My wife calls me a workaholic. I'm not sure that I'd agree with that characterization, but I do admittedly understand the value and importance of work. I'm fortunate to enjoy what I do for a living, so it really doesn't seem like work sometimes.
Work is intimately linked to the human condition. The creation account in the Bible recalls how God told Adam that he would have to work for a living. "Cursed is the ground because of you. In toil you shall eat its yield all the days of your life." In other words, work is necessary for survival.
We are reminded almost daily to remember the sacrifices that our men and women in military service make on our behalf, and rightly so. They have volunteered to take a bullet for my sake in order that I can continue to enjoy my work. I appreciate that and am truly grateful.
But I rarely hear any tribute to the working man (and woman) who enables our survival here on the home front. At this time, I'd like to take the opportunity to thank a few folks.
Anyone who reads my column with any regularity knows that I hold the farmer in pretty high esteem. It is because by the farmer's toil, we eat of the yield. Farmers are constantly looking for ways to reduce toil and have made great strides over the last century. As a consequence, yields have risen and costs have fallen. Farmers know how to work.
But there are others who work hard who rarely get a thank you. Where do I start? Well, there's the coal miner digging in the ground risking life and limb to get this valuable rock to the folks who turn it into electricity. Without electricity I'd have to type this article on one of those old manual typewriters and mail it into my editor many days in advance of the deadline. Electricity affords me the ease to write my column without buckets of Wite-Out. While I'm thinking of it, the electricity must be first generated then delivered. So, thanks to the power plant workers, the linesman and the electrician.
Since energy is the lifeblood of our economy, let's not forget the oil field and gas well worker. The oil eventually needs to be changed from a raw material into something that we can use, so the refiners have my gratitude. The gasoline that's produced has to get into my truck somehow, so the folks who get it to the gas station and the good people who work at the gas station in whatever capacity make it possible for me to travel to the farm and do my job.
I can't neglect to thank the folks who take the limestone out of the ground and turn it into roads and bridges.
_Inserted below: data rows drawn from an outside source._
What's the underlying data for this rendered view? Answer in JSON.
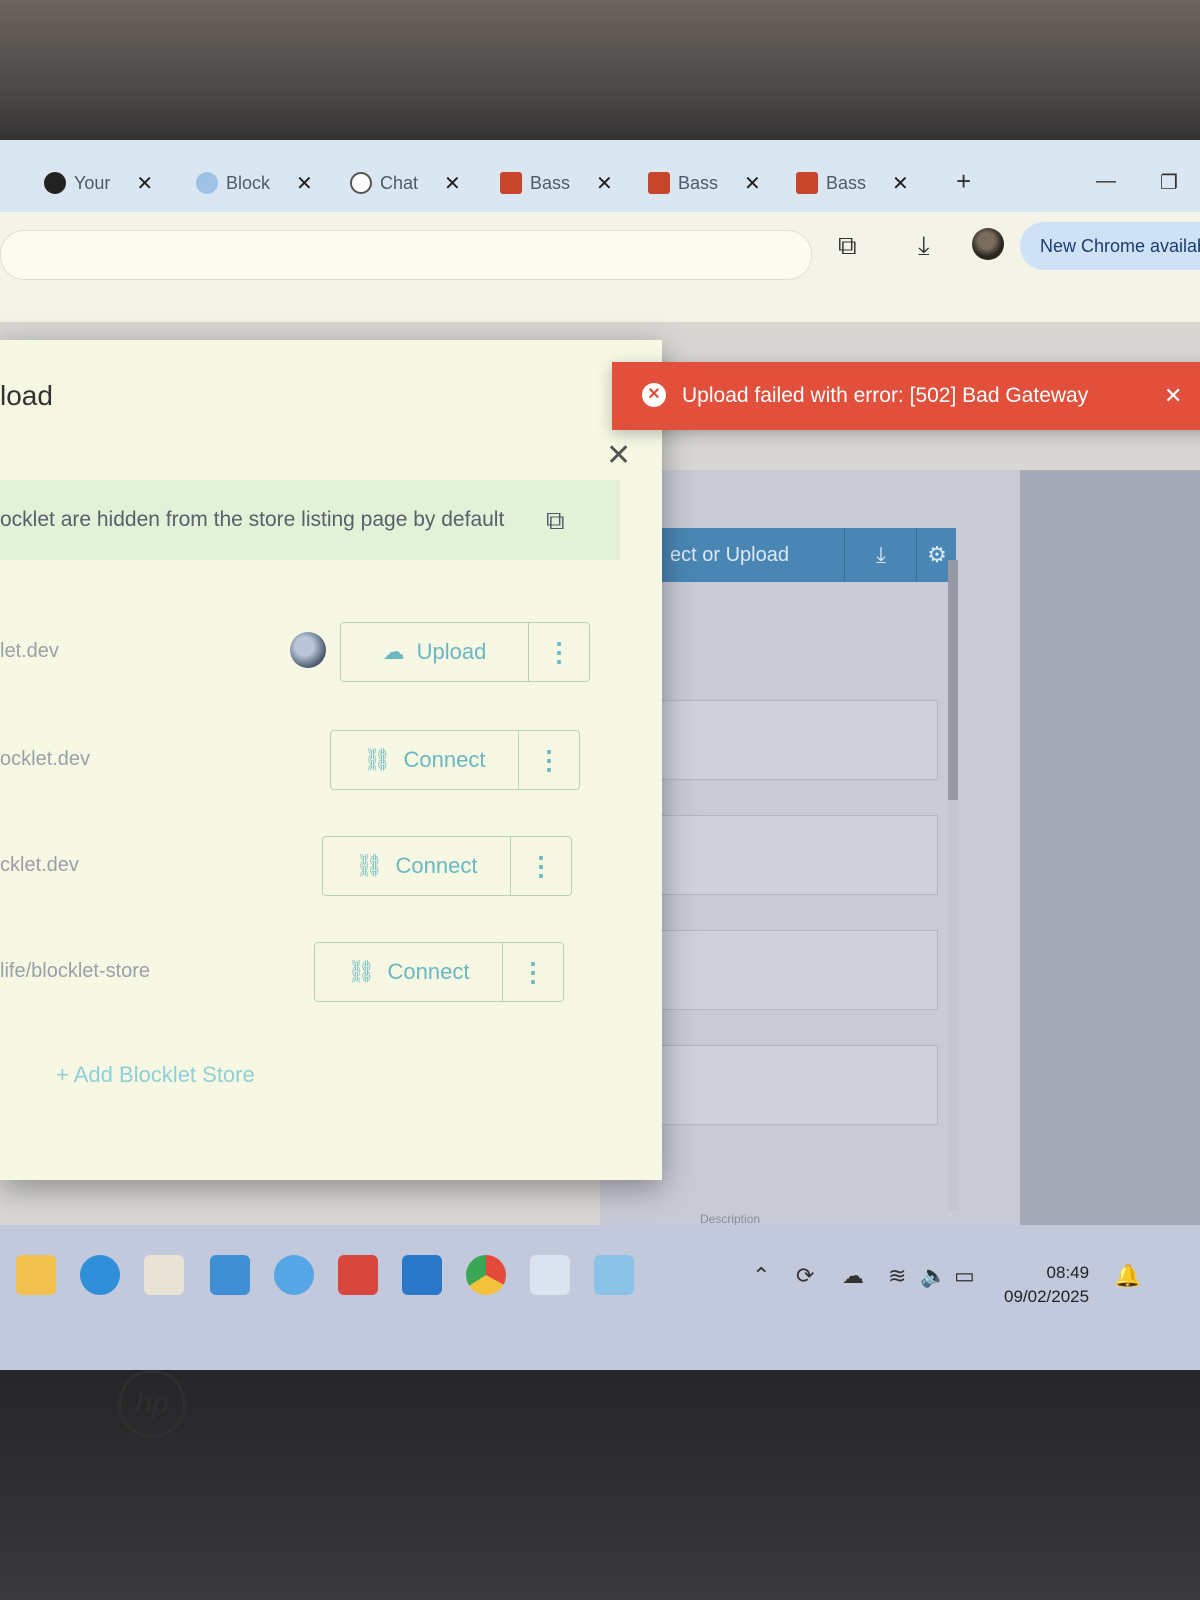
{
  "browser": {
    "tabs": [
      {
        "label": "Your",
        "icon": "github-icon"
      },
      {
        "label": "Block",
        "icon": "blocklet-icon"
      },
      {
        "label": "Chat",
        "icon": "openai-icon"
      },
      {
        "label": "Bass",
        "icon": "rm-icon"
      },
      {
        "label": "Bass",
        "icon": "rm-icon"
      },
      {
        "label": "Bass",
        "icon": "rm-icon"
      }
    ],
    "tab_close": "✕",
    "new_tab": "+",
    "update_pill": "New Chrome availab"
  },
  "modal": {
    "title": "load",
    "info_text": "ocklet are hidden from the store listing page by default",
    "stores": [
      {
        "host": "let.dev",
        "action": "Upload",
        "icon": "cloud-upload-icon"
      },
      {
        "host": "ocklet.dev",
        "action": "Connect",
        "icon": "link-icon"
      },
      {
        "host": "cklet.dev",
        "action": "Connect",
        "icon": "link-icon"
      },
      {
        "host": "life/blocklet-store",
        "action": "Connect",
        "icon": "link-icon"
      }
    ],
    "add_store": "+ Add Blocklet Store"
  },
  "toast": {
    "message": "Upload failed with error: [502] Bad Gateway",
    "color": "#e2503c"
  },
  "background_panel": {
    "header": "ect or Upload",
    "description_label": "Description"
  },
  "taskbar": {
    "time": "08:49",
    "date": "09/02/2025"
  }
}
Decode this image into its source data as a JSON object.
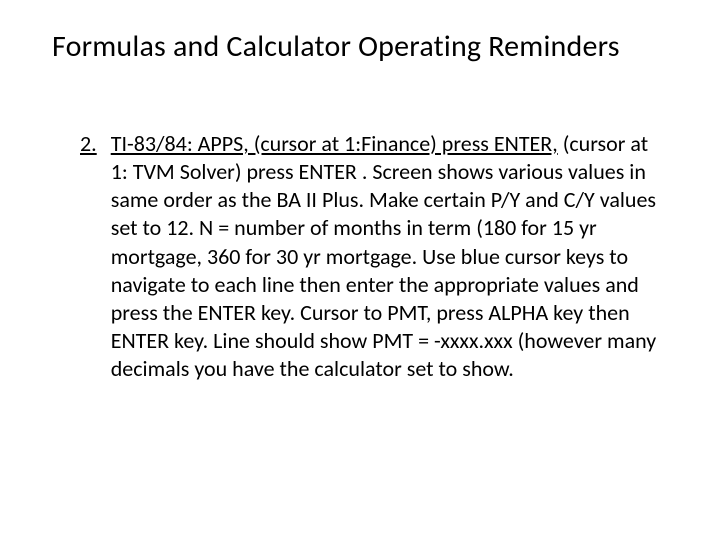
{
  "title": "Formulas and Calculator Operating Reminders",
  "list": {
    "marker": "2.",
    "lead_underlined": "TI-83/84: APPS, (cursor at 1:Finance) press ENTER,",
    "rest": " (cursor at 1: TVM Solver) press ENTER . Screen shows various values in same order as the BA II Plus. Make certain P/Y and C/Y values set to 12. N = number of months in term (180 for 15 yr mortgage, 360 for 30 yr mortgage. Use blue cursor keys to navigate to each line then enter the appropriate values and press the ENTER key. Cursor to PMT, press ALPHA key then ENTER key. Line should show PMT = -xxxx.xxx (however many decimals you have the calculator set to show."
  }
}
Without roads I couldn't get to the farms to do the job I love. And there's the autoworker who made my truck. Without a truck there could be no farm calls. Truck mechanics, tire shops and auto parts stores do their part, too.
And, of course, without the farmer, there would be no cows for me to doctor and food would be much more difficult to come by. Thanks, guys.
When you really sit down and consider it, there are a lot of people and businesses without whom I couldn't do my job. It seems that we are all really interdependent. The bankers, pharmaceutical companies, vaccine manufacturers, truckers, cashiers, road crews, uniform makers and the people who make the supplies that I depend on every day make it possible for me to do my job. Thanks, guys, I appreciate it. I really mean that.
If you are reading this at work and I didn't mention your gig, I apologize. Thanks for your contribution to the greater good. I doubt that I could do my job without you.